Feedback: Odds Are, It’s Wrong
Below is a response to the article “Odds Are, It’s Wrong,” published in the March 27 issue of Science News. ASA members wrote the letter to the editor and cited the writer’s failure to clearly distinguish between the misuses of statistics and its methodological limitations. The letter, as edited by the magazine, was printed in the May 8 issue of Science News (Page 32) and is now online. Click here to view that version.
Odds are it’s wrong, but the chances that statistics is to blame are slim and fat. Tom Siegfried accurately portrays the importance of statistics in the conduct of science. However, his failure to clearly distinguish between the misuses of statistics and its methodological limitations leads to misleading conclusions about the role of statistics in the proliferation of erroneous scientific results. Furthermore, his characterization of statistics as a mutant form of mathematics rooted in the same principles that guarantee profits for Las Vegas casinos is unscientific at best. It only hinders the realization that statistics is the discipline that is best positioned to contribute to the solution of the problems that he so entertainingly describes.

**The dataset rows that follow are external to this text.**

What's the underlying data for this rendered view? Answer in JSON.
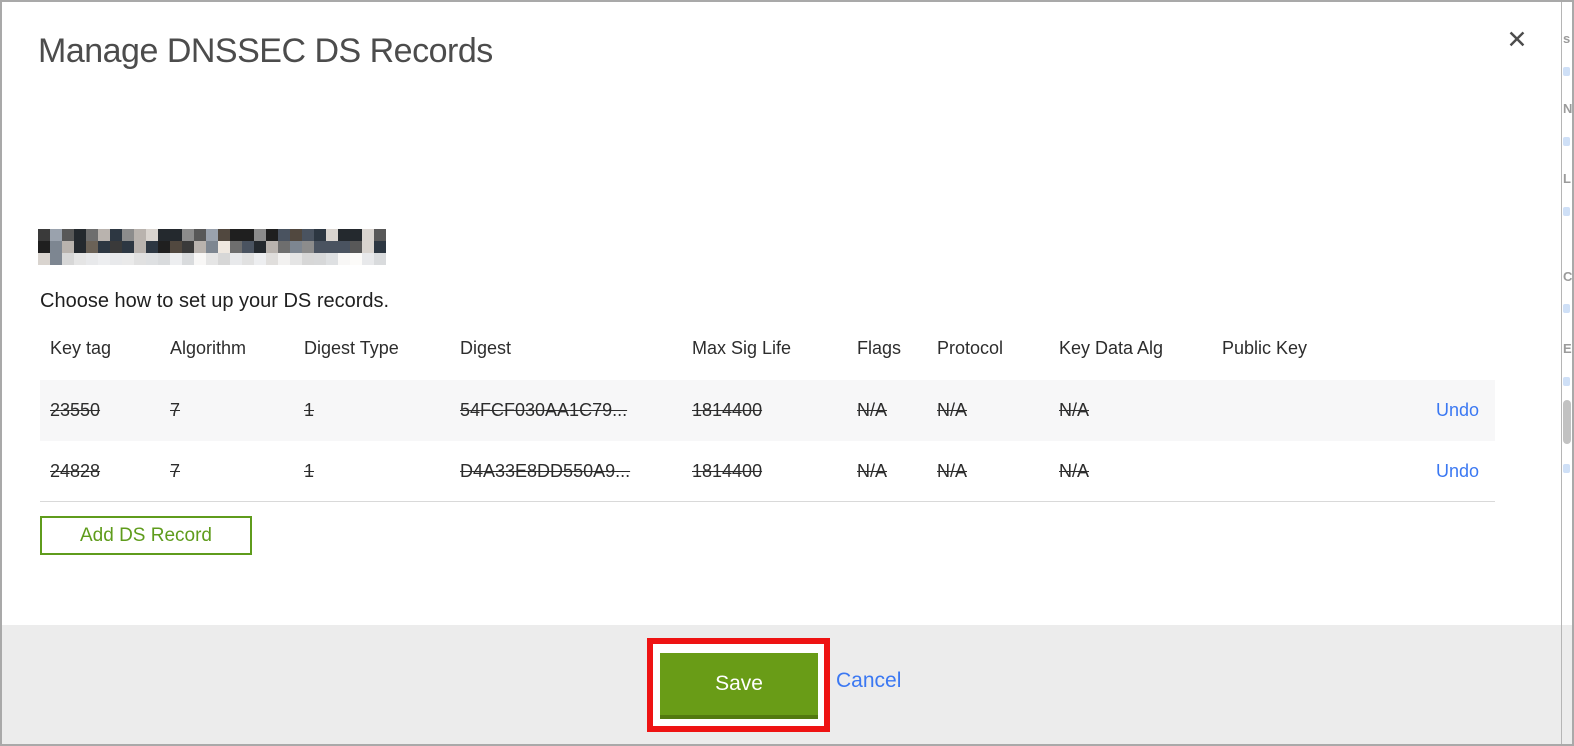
{
  "dialog": {
    "title": "Manage DNSSEC DS Records",
    "close_icon": "✕",
    "subtitle": "Choose how to set up your DS records.",
    "domain_redacted": true
  },
  "table": {
    "headers": [
      "Key tag",
      "Algorithm",
      "Digest Type",
      "Digest",
      "Max Sig Life",
      "Flags",
      "Protocol",
      "Key Data Alg",
      "Public Key"
    ],
    "rows": [
      {
        "key_tag": "23550",
        "algorithm": "7",
        "digest_type": "1",
        "digest": "54FCF030AA1C79...",
        "max_sig_life": "1814400",
        "flags": "N/A",
        "protocol": "N/A",
        "key_data_alg": "N/A",
        "public_key": "",
        "action": "Undo",
        "struck": true
      },
      {
        "key_tag": "24828",
        "algorithm": "7",
        "digest_type": "1",
        "digest": "D4A33E8DD550A9...",
        "max_sig_life": "1814400",
        "flags": "N/A",
        "protocol": "N/A",
        "key_data_alg": "N/A",
        "public_key": "",
        "action": "Undo",
        "struck": true
      }
    ]
  },
  "actions": {
    "add_record": "Add DS Record",
    "save": "Save",
    "cancel": "Cancel"
  },
  "colors": {
    "accent_green": "#699c17",
    "outline_green": "#5f9c1c",
    "link_blue": "#3b78f2",
    "annotation_red": "#ee1313",
    "footer_gray": "#ececec"
  },
  "background_fragments": [
    "s",
    "N",
    "L",
    "C",
    "E"
  ]
}
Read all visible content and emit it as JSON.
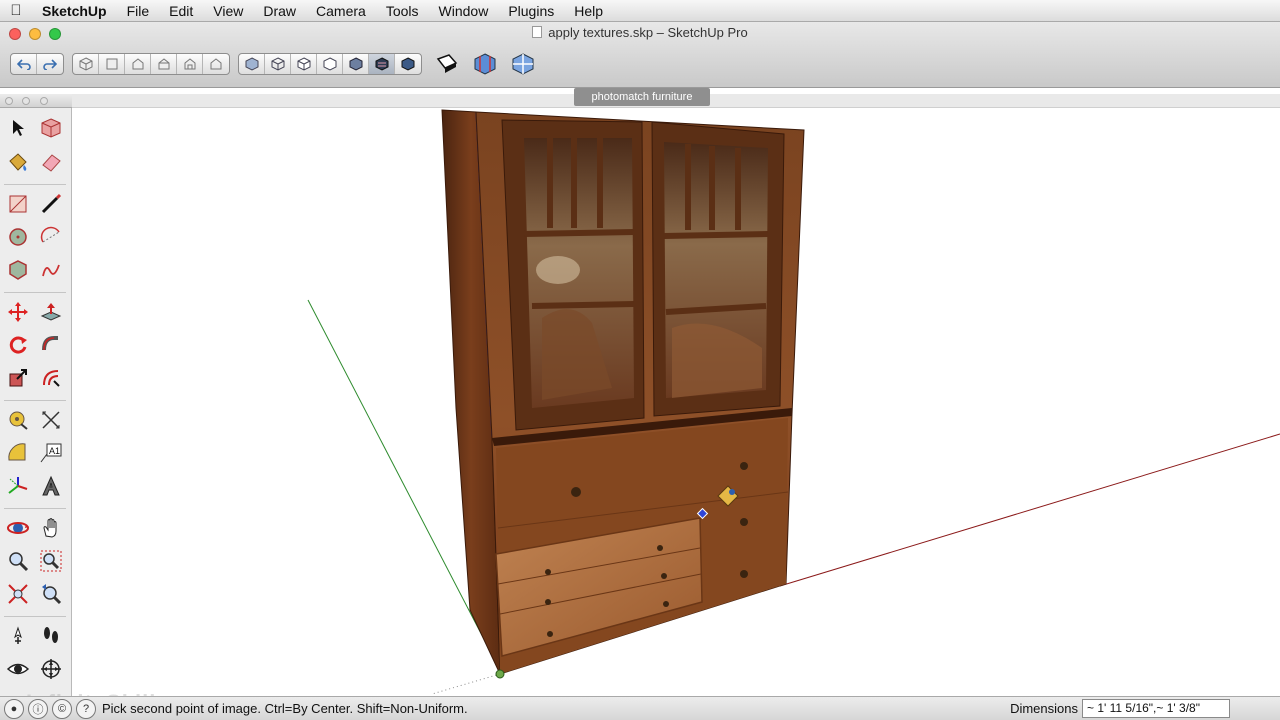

Statisticians have long recognized the challenges presented by multiple testing, the interpretation of observational data, and, more recently, the analysis of high-dimensional data. Siegfried rightfully acknowledges the many statisticians and biostatisticians who have persistently and repeatedly written eloquently on these issues. He also notes that appropriate methods, such as those for false discovery control, are available to ameliorate the problems. Yet, he curiously persists with the theme that statistics is defective when it is the misuse of statistical methods that is the main culprit in the situations he describes.
Siegfried has fired a shot across the bow of science that, although not perfectly on target, serves as a call for further discussion among statistical scientists and researchers in the relevant disciplines, such as the medical, social, and behavioral sciences. There is a need to educate statistical practitioners at all levels, as gross misuse of statistical methods borders on scientific misconduct. However, it is also important to realize that while statistics usually plays the role of the fall guy in these matters, there are other, more fundamental, factors involved, such as the pressure to publish and obtain funding (positive results sell); the public’s, and hence the media’s, appetite for palatable findings (chocolate is good for your health); and data hoarding (no one can see how thoroughly I searched my data to find a p = .049).
A chisel in a skillful artist’s hand can produce a beautiful sculpture, and a scalpel in an experienced surgeon’s hand can save a person’s life. Similarly, statistical techniques used properly by an honest and knowledgeable scientist can be equally impressive at illuminating complex phenomena, thus promoting scientific understanding and shortening the time between scientific discovery and its impact on societal problems. If misused, they can produce the counterproductive results that Siegfried describes. Such erroneous results, however, should not be viewed as a failing of statistics.
Sastry G. Pantula
President, American Statistical Association
President, International Statistical Institute
Editor, Journal of the American Statistical Association (Theory and Methods)